_WORK TO COMPLETE_:
Go through the data and retrieve each line that includes the string "true".

---

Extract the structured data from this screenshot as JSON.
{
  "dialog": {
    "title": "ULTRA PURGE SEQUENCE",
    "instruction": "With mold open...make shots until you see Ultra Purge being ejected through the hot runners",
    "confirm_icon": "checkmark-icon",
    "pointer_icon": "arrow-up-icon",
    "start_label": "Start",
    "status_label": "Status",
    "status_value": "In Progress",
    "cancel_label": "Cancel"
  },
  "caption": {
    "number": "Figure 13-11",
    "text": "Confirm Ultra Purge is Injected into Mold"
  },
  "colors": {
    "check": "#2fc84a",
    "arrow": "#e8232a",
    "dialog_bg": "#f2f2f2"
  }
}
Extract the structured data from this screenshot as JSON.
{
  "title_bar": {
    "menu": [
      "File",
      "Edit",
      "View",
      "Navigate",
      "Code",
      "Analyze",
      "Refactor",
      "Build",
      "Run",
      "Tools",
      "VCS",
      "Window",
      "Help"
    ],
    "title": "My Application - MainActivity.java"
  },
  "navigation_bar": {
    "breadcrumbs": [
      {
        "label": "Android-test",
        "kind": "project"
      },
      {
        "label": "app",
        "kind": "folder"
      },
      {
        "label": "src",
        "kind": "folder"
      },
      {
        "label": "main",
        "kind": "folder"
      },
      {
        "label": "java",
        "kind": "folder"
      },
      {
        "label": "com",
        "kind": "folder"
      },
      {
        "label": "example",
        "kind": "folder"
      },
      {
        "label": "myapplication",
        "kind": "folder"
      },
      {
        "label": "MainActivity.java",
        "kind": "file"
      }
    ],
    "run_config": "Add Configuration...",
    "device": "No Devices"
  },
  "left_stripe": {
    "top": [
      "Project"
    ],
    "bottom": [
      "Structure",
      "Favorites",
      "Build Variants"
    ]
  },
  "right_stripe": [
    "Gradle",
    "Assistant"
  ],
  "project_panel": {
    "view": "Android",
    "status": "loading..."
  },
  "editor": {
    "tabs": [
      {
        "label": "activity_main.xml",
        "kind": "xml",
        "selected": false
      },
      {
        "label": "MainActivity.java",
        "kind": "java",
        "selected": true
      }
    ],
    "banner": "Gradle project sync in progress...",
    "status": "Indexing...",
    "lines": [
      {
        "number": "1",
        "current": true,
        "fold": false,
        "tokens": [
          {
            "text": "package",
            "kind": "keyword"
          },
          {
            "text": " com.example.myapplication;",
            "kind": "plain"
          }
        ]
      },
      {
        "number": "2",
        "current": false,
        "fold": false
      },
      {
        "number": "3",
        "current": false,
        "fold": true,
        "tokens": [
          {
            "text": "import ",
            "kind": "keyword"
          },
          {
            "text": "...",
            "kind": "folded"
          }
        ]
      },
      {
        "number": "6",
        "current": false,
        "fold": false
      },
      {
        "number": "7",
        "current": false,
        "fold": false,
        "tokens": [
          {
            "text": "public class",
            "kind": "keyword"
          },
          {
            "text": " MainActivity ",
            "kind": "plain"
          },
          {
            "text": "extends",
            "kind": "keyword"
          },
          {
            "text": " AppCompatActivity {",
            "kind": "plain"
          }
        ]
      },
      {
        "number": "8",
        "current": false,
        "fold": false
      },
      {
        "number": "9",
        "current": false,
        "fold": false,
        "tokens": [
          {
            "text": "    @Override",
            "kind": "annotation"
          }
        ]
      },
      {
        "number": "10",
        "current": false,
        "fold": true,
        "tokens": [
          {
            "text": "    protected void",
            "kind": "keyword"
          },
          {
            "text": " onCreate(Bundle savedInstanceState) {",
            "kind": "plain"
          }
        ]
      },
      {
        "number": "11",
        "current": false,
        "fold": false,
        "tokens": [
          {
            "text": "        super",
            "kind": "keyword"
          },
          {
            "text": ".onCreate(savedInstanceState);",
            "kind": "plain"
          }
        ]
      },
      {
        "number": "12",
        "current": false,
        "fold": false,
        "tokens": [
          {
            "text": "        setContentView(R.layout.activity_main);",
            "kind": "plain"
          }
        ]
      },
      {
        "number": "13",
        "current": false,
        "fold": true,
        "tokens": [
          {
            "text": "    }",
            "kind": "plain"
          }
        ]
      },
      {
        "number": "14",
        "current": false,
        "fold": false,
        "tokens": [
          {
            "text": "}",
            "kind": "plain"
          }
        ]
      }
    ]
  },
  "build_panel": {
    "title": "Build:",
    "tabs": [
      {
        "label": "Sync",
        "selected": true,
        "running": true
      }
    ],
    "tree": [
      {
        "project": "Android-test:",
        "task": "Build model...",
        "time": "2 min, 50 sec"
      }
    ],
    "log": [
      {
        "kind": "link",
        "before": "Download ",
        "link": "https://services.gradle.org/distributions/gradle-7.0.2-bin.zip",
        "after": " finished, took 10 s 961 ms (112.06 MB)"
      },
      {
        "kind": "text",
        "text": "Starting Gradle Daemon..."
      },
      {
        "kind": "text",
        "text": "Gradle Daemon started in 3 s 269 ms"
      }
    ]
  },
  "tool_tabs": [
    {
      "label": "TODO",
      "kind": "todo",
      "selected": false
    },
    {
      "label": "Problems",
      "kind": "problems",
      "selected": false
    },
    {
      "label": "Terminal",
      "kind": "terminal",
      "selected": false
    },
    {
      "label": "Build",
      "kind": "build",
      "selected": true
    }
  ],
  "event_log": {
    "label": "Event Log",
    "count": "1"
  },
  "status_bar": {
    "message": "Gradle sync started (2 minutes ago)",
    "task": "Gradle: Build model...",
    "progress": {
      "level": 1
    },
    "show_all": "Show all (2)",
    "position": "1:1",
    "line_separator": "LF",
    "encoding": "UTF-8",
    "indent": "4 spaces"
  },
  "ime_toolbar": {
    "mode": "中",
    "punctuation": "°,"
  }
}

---

_SOLUTION FOR THIS EXERCISE_:
        "selected": true
        "current": true,
        "fold": true,
        "fold": true,
        "fold": true,
        "selected": true,
        "running": true
      "selected": true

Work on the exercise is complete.